Examine each line of the data, and copy the ones containing "calendar".
### Information supplied ###
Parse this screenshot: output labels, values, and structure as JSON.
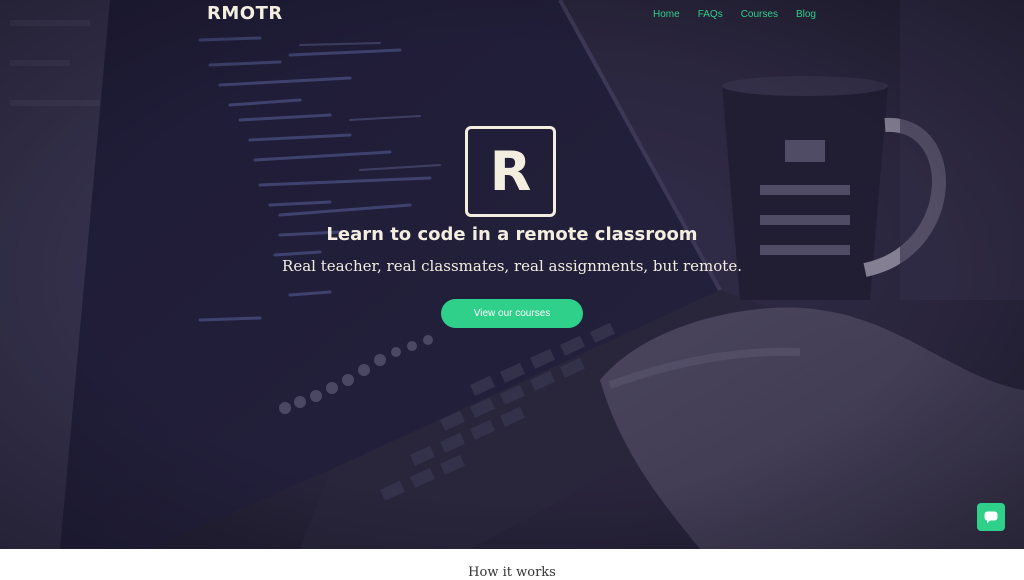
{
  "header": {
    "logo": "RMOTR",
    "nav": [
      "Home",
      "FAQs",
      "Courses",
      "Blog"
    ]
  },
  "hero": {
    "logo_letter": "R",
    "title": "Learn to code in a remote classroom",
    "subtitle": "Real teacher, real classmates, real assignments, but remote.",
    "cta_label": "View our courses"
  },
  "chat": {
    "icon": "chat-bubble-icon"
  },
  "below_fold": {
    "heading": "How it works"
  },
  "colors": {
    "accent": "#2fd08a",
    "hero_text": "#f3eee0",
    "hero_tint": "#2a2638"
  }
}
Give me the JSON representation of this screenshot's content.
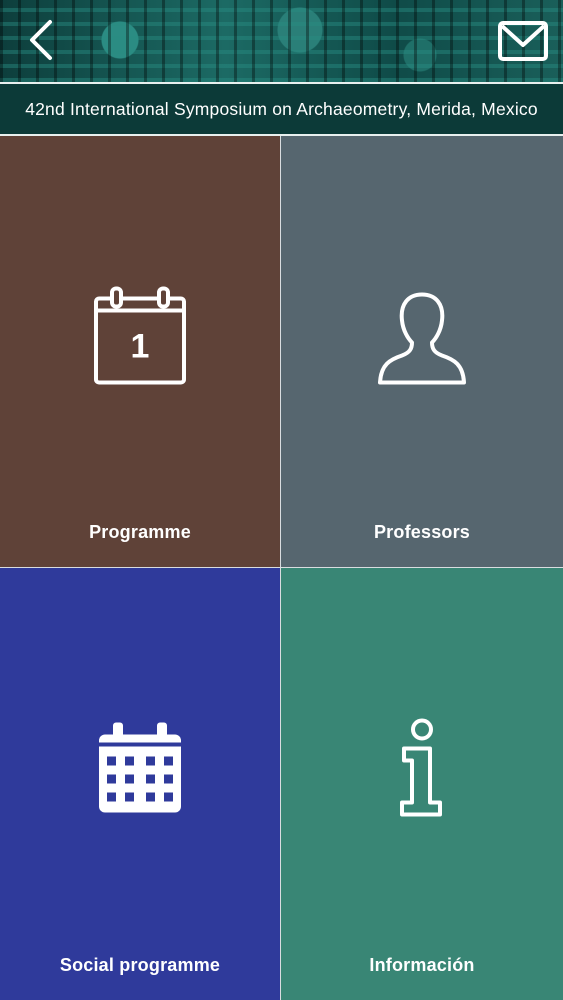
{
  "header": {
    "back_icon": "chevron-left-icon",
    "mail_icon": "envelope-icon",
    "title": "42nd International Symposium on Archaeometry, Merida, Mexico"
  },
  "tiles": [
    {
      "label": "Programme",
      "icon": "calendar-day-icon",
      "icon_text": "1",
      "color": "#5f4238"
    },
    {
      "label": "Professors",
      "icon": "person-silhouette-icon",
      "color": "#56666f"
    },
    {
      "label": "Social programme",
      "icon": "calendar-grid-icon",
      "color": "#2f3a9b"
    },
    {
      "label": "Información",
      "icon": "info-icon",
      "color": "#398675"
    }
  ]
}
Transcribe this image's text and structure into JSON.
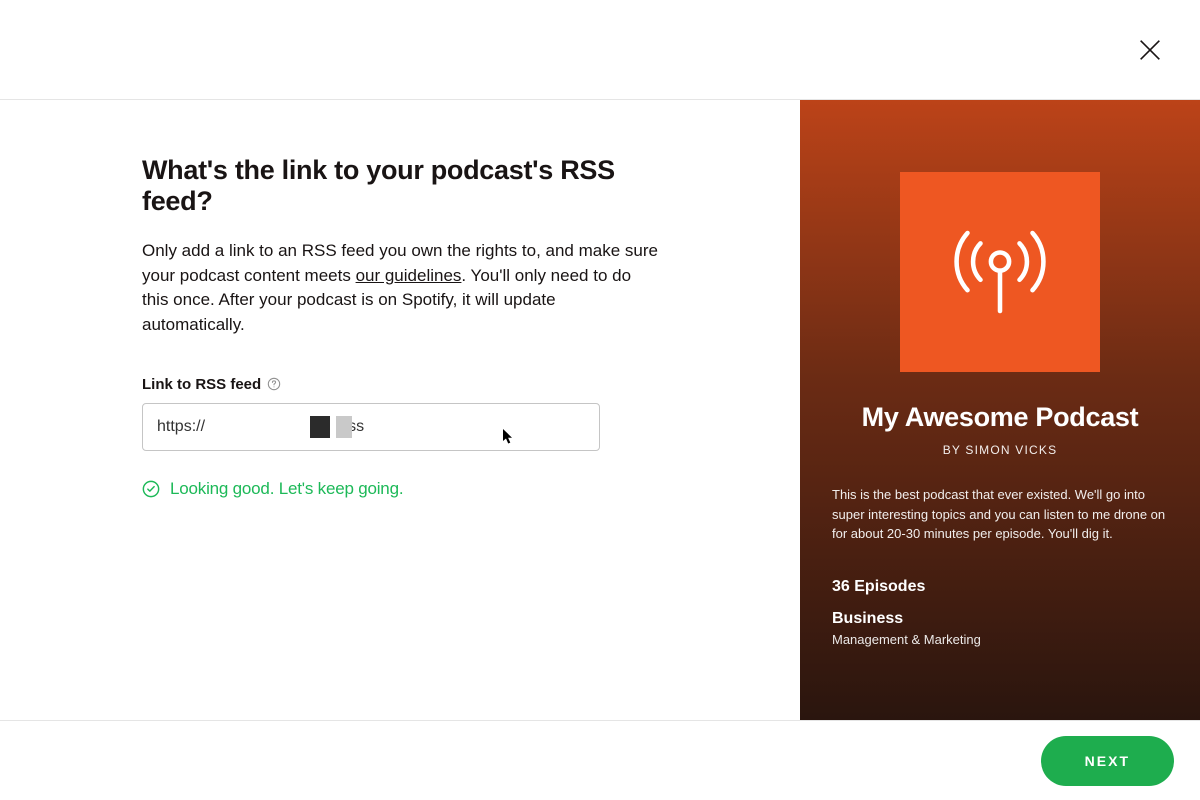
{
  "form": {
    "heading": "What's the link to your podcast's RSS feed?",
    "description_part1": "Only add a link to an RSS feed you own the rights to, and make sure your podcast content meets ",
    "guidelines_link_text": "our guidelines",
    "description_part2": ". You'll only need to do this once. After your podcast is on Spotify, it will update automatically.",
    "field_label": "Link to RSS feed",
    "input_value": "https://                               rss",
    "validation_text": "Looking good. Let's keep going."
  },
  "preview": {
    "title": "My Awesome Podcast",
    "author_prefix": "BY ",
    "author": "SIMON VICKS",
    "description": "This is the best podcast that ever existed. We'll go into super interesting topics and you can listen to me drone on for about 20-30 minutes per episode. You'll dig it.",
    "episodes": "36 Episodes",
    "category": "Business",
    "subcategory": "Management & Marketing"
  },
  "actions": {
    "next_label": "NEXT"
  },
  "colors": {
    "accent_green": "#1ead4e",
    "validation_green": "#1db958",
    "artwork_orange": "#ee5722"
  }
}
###
- **Exercise response**
      "icon": "calendar-day-icon",
      "icon": "calendar-grid-icon",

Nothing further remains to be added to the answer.